**Task to carry out**
Each line from the one containing "What data populates" through the end of the data is to be written out exactly, and nothing more.

**Dataset rows for apps and sites**
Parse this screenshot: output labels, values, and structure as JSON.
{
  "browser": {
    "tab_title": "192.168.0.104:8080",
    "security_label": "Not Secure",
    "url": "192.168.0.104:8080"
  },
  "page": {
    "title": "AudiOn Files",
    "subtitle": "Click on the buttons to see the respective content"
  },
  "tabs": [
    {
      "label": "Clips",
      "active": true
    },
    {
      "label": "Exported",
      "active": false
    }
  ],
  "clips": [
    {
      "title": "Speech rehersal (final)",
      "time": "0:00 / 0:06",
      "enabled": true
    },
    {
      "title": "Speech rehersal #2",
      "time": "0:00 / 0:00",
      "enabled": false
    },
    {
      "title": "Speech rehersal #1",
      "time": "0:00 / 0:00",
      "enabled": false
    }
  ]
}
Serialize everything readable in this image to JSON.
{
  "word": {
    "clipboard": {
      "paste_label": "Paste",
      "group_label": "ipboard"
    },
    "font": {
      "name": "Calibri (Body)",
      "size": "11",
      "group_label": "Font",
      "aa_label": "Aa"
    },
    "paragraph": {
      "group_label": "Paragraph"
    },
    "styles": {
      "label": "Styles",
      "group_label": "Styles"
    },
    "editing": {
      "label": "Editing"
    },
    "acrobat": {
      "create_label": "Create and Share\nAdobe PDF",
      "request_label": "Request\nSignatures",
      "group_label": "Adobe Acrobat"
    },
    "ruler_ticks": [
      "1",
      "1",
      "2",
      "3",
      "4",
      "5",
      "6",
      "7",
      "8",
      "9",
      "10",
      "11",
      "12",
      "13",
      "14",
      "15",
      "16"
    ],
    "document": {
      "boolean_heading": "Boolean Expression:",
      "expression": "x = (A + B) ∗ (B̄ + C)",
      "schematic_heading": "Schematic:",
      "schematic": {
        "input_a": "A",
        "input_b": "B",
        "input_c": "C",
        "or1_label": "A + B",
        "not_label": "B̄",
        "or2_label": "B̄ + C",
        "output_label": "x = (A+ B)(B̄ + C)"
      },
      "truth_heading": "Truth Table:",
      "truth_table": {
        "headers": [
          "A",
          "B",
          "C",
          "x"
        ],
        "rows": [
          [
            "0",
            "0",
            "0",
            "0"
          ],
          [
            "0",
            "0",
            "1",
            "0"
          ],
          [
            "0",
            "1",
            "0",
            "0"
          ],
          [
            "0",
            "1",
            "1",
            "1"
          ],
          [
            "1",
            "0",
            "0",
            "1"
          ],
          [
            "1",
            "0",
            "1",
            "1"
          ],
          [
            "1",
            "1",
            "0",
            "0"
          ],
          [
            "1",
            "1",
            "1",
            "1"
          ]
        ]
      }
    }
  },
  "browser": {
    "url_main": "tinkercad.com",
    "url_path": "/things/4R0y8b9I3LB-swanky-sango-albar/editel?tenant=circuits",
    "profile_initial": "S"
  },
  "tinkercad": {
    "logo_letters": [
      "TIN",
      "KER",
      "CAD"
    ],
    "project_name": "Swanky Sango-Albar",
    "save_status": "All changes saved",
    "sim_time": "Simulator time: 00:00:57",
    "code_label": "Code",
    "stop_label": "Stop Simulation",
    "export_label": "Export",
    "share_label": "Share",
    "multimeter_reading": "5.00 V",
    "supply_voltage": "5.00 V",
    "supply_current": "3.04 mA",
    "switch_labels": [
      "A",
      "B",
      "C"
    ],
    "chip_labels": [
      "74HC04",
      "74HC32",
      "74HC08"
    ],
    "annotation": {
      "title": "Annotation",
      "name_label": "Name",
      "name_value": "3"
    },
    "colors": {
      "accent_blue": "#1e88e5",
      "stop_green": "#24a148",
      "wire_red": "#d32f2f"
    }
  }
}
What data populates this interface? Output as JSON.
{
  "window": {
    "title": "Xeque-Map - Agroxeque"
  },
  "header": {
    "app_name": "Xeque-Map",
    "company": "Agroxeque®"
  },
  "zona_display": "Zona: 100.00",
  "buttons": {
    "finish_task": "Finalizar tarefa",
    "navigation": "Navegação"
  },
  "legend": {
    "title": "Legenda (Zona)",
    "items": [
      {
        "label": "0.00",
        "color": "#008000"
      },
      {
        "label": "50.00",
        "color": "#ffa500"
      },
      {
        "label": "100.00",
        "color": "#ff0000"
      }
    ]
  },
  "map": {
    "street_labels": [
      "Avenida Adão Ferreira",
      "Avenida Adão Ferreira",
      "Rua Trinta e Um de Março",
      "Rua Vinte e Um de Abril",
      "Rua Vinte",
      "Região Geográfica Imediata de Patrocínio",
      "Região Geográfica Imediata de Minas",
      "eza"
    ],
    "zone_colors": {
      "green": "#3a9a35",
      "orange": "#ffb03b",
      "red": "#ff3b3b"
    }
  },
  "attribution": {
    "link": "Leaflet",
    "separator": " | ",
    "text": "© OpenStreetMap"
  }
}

**Solved exercise**
What data populates this interface? Output as JSON.
{
  "window": {
    "title": "Xeque-Map - Agroxeque"
  },
  "header": {
    "app_name": "Xeque-Map",
    "company": "Agroxeque®"
  },
  "zona_display": "Zona: 100.00",
  "buttons": {
    "finish_task": "Finalizar tarefa",
    "navigation": "Navegação"
  },
  "legend": {
    "title": "Legenda (Zona)",
    "items": [
      {
        "label": "0.00",
        "color": "#008000"
      },
      {
        "label": "50.00",
        "color": "#ffa500"
      },
      {
        "label": "100.00",
        "color": "#ff0000"
      }
    ]
  },
  "map": {
    "street_labels": [
      "Avenida Adão Ferreira",
      "Avenida Adão Ferreira",
      "Rua Trinta e Um de Março",
      "Rua Vinte e Um de Abril",
      "Rua Vinte",
      "Região Geográfica Imediata de Patrocínio",
      "Região Geográfica Imediata de Minas",
      "eza"
    ],
    "zone_colors": {
      "green": "#3a9a35",
      "orange": "#ffb03b",
      "red": "#ff3b3b"
    }
  },
  "attribution": {
    "link": "Leaflet",
    "separator": " | ",
    "text": "© OpenStreetMap"
  }
}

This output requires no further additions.